Reproduce the listing below precisely, leaving every line intact.

◆ **Exercise data**:
★ ★ ★ ★ ★

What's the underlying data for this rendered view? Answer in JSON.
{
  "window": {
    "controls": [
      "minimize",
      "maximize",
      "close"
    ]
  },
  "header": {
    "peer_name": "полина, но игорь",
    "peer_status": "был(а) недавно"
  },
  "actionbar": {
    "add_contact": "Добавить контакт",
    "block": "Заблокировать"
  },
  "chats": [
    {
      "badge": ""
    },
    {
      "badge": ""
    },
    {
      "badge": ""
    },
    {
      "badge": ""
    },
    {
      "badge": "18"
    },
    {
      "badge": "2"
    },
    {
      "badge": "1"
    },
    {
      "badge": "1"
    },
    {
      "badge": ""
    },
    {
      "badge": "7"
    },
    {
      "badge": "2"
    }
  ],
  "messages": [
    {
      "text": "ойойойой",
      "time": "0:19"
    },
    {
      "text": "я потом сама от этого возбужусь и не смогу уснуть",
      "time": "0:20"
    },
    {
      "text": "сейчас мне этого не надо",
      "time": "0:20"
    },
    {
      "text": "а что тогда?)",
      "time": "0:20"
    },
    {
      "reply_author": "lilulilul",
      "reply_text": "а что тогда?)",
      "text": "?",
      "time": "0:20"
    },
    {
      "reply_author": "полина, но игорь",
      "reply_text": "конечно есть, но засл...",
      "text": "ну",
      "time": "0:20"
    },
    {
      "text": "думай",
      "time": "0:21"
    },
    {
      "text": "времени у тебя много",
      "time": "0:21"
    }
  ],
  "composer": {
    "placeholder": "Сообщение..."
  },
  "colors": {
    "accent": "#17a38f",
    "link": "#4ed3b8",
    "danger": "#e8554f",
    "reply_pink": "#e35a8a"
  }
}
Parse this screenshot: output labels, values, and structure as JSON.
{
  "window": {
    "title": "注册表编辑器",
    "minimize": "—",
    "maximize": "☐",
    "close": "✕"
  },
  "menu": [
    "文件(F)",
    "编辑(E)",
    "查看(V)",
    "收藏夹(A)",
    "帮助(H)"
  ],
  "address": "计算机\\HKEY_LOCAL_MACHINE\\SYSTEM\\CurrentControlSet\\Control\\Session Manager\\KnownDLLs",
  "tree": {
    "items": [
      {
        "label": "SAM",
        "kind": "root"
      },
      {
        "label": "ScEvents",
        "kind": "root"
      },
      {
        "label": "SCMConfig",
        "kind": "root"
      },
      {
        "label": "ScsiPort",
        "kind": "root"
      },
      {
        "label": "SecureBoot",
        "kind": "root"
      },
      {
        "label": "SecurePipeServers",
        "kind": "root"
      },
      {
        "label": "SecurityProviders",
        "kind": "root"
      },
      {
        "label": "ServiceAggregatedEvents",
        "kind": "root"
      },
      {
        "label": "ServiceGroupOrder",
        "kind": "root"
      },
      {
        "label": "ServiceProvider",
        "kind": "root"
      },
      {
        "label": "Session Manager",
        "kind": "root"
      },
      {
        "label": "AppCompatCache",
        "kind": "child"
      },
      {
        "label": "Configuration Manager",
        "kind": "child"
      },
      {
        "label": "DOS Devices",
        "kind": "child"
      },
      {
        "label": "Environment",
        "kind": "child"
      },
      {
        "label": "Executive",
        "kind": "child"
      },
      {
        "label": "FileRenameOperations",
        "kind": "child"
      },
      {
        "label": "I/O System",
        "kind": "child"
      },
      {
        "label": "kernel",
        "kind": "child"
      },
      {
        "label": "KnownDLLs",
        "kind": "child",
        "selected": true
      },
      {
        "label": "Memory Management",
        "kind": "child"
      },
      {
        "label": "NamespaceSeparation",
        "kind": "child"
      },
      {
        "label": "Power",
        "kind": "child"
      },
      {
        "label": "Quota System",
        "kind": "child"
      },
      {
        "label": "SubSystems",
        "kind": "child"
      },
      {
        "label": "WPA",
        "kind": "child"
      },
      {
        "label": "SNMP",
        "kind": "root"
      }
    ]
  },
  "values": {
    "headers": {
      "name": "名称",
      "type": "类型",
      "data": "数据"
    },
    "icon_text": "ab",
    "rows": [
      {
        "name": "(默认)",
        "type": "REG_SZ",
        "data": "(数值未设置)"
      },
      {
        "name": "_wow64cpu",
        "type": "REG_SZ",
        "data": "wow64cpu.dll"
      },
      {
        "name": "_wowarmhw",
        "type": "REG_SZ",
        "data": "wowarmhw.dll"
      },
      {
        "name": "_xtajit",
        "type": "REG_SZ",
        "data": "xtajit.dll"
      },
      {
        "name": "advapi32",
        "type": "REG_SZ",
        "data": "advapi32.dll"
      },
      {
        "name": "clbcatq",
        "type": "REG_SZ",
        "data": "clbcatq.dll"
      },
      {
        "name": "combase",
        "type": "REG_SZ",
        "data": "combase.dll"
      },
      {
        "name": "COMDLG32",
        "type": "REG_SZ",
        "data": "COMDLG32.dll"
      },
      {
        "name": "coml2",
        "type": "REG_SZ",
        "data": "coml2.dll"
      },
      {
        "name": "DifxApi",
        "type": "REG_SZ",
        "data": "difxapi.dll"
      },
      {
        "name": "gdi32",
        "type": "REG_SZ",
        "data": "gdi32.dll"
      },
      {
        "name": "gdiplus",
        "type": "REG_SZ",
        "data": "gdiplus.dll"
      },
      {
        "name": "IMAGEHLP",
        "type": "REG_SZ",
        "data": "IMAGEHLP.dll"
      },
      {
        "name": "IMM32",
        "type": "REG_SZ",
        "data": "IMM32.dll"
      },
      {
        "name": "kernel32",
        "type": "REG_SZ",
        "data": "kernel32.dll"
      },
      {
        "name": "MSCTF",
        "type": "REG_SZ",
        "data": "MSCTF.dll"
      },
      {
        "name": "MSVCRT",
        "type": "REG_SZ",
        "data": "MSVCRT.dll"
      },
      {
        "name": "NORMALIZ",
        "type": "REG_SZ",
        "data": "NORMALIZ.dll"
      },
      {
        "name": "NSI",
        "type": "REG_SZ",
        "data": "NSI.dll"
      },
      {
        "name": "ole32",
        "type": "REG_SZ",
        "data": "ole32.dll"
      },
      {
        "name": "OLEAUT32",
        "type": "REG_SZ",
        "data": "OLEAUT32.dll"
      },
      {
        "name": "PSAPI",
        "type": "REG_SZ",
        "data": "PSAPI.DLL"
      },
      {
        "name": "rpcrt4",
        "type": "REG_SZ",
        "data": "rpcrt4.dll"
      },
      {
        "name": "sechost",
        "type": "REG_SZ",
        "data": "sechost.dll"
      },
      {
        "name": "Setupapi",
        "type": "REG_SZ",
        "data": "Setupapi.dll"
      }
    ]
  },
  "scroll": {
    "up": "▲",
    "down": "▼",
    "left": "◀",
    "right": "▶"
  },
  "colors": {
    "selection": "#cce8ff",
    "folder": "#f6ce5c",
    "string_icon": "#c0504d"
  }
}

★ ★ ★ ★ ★

◆ **Answer to the exercise**:
What's the underlying data for this rendered view? Answer in JSON.
{
  "window": {
    "controls": [
      "minimize",
      "maximize",
      "close"
    ]
  },
  "header": {
    "peer_name": "полина, но игорь",
    "peer_status": "был(а) недавно"
  },
  "actionbar": {
    "add_contact": "Добавить контакт",
    "block": "Заблокировать"
  },
  "chats": [
    {
      "badge": ""
    },
    {
      "badge": ""
    },
    {
      "badge": ""
    },
    {
      "badge": ""
    },
    {
      "badge": "18"
    },
    {
      "badge": "2"
    },
    {
      "badge": "1"
    },
    {
      "badge": "1"
    },
    {
      "badge": ""
    },
    {
      "badge": "7"
    },
    {
      "badge": "2"
    }
  ],
  "messages": [
    {
      "text": "ойойойой",
      "time": "0:19"
    },
    {
      "text": "я потом сама от этого возбужусь и не смогу уснуть",
      "time": "0:20"
    },
    {
      "text": "сейчас мне этого не надо",
      "time": "0:20"
    },
    {
      "text": "а что тогда?)",
      "time": "0:20"
    },
    {
      "reply_author": "lilulilul",
      "reply_text": "а что тогда?)",
      "text": "?",
      "time": "0:20"
    },
    {
      "reply_author": "полина, но игорь",
      "reply_text": "конечно есть, но засл...",
      "text": "ну",
      "time": "0:20"
    },
    {
      "text": "думай",
      "time": "0:21"
    },
    {
      "text": "времени у тебя много",
      "time": "0:21"
    }
  ],
  "composer": {
    "placeholder": "Сообщение..."
  },
  "colors": {
    "accent": "#17a38f",
    "link": "#4ed3b8",
    "danger": "#e8554f",
    "reply_pink": "#e35a8a"
  }
}
Parse this screenshot: output labels, values, and structure as JSON.
{
  "window": {
    "title": "注册表编辑器",
    "minimize": "—",
    "maximize": "☐",
    "close": "✕"
  },
  "menu": [
    "文件(F)",
    "编辑(E)",
    "查看(V)",
    "收藏夹(A)",
    "帮助(H)"
  ],
  "address": "计算机\\HKEY_LOCAL_MACHINE\\SYSTEM\\CurrentControlSet\\Control\\Session Manager\\KnownDLLs",
  "tree": {
    "items": [
      {
        "label": "SAM",
        "kind": "root"
      },
      {
        "label": "ScEvents",
        "kind": "root"
      },
      {
        "label": "SCMConfig",
        "kind": "root"
      },
      {
        "label": "ScsiPort",
        "kind": "root"
      },
      {
        "label": "SecureBoot",
        "kind": "root"
      },
      {
        "label": "SecurePipeServers",
        "kind": "root"
      },
      {
        "label": "SecurityProviders",
        "kind": "root"
      },
      {
        "label": "ServiceAggregatedEvents",
        "kind": "root"
      },
      {
        "label": "ServiceGroupOrder",
        "kind": "root"
      },
      {
        "label": "ServiceProvider",
        "kind": "root"
      },
      {
        "label": "Session Manager",
        "kind": "root"
      },
      {
        "label": "AppCompatCache",
        "kind": "child"
      },
      {
        "label": "Configuration Manager",
        "kind": "child"
      },
      {
        "label": "DOS Devices",
        "kind": "child"
      },
      {
        "label": "Environment",
        "kind": "child"
      },
      {
        "label": "Executive",
        "kind": "child"
      },
      {
        "label": "FileRenameOperations",
        "kind": "child"
      },
      {
        "label": "I/O System",
        "kind": "child"
      },
      {
        "label": "kernel",
        "kind": "child"
      },
      {
        "label": "KnownDLLs",
        "kind": "child",
        "selected": true
      },
      {
        "label": "Memory Management",
        "kind": "child"
      },
      {
        "label": "NamespaceSeparation",
        "kind": "child"
      },
      {
        "label": "Power",
        "kind": "child"
      },
      {
        "label": "Quota System",
        "kind": "child"
      },
      {
        "label": "SubSystems",
        "kind": "child"
      },
      {
        "label": "WPA",
        "kind": "child"
      },
      {
        "label": "SNMP",
        "kind": "root"
      }
    ]
  },
  "values": {
    "headers": {
      "name": "名称",
      "type": "类型",
      "data": "数据"
    },
    "icon_text": "ab",
    "rows": [
      {
        "name": "(默认)",
        "type": "REG_SZ",
        "data": "(数值未设置)"
      },
      {
        "name": "_wow64cpu",
        "type": "REG_SZ",
        "data": "wow64cpu.dll"
      },
      {
        "name": "_wowarmhw",
        "type": "REG_SZ",
        "data": "wowarmhw.dll"
      },
      {
        "name": "_xtajit",
        "type": "REG_SZ",
        "data": "xtajit.dll"
      },
      {
        "name": "advapi32",
        "type": "REG_SZ",
        "data": "advapi32.dll"
      },
      {
        "name": "clbcatq",
        "type": "REG_SZ",
        "data": "clbcatq.dll"
      },
      {
        "name": "combase",
        "type": "REG_SZ",
        "data": "combase.dll"
      },
      {
        "name": "COMDLG32",
        "type": "REG_SZ",
        "data": "COMDLG32.dll"
      },
      {
        "name": "coml2",
        "type": "REG_SZ",
        "data": "coml2.dll"
      },
      {
        "name": "DifxApi",
        "type": "REG_SZ",
        "data": "difxapi.dll"
      },
      {
        "name": "gdi32",
        "type": "REG_SZ",
        "data": "gdi32.dll"
      },
      {
        "name": "gdiplus",
        "type": "REG_SZ",
        "data": "gdiplus.dll"
      },
      {
        "name": "IMAGEHLP",
        "type": "REG_SZ",
        "data": "IMAGEHLP.dll"
      },
      {
        "name": "IMM32",
        "type": "REG_SZ",
        "data": "IMM32.dll"
      },
      {
        "name": "kernel32",
        "type": "REG_SZ",
        "data": "kernel32.dll"
      },
      {
        "name": "MSCTF",
        "type": "REG_SZ",
        "data": "MSCTF.dll"
      },
      {
        "name": "MSVCRT",
        "type": "REG_SZ",
        "data": "MSVCRT.dll"
      },
      {
        "name": "NORMALIZ",
        "type": "REG_SZ",
        "data": "NORMALIZ.dll"
      },
      {
        "name": "NSI",
        "type": "REG_SZ",
        "data": "NSI.dll"
      },
      {
        "name": "ole32",
        "type": "REG_SZ",
        "data": "ole32.dll"
      },
      {
        "name": "OLEAUT32",
        "type": "REG_SZ",
        "data": "OLEAUT32.dll"
      },
      {
        "name": "PSAPI",
        "type": "REG_SZ",
        "data": "PSAPI.DLL"
      },
      {
        "name": "rpcrt4",
        "type": "REG_SZ",
        "data": "rpcrt4.dll"
      },
      {
        "name": "sechost",
        "type": "REG_SZ",
        "data": "sechost.dll"
      },
      {
        "name": "Setupapi",
        "type": "REG_SZ",
        "data": "Setupapi.dll"
      }
    ]
  },
  "scroll": {
    "up": "▲",
    "down": "▼",
    "left": "◀",
    "right": "▶"
  },
  "colors": {
    "selection": "#cce8ff",
    "folder": "#f6ce5c",
    "string_icon": "#c0504d"
  }
}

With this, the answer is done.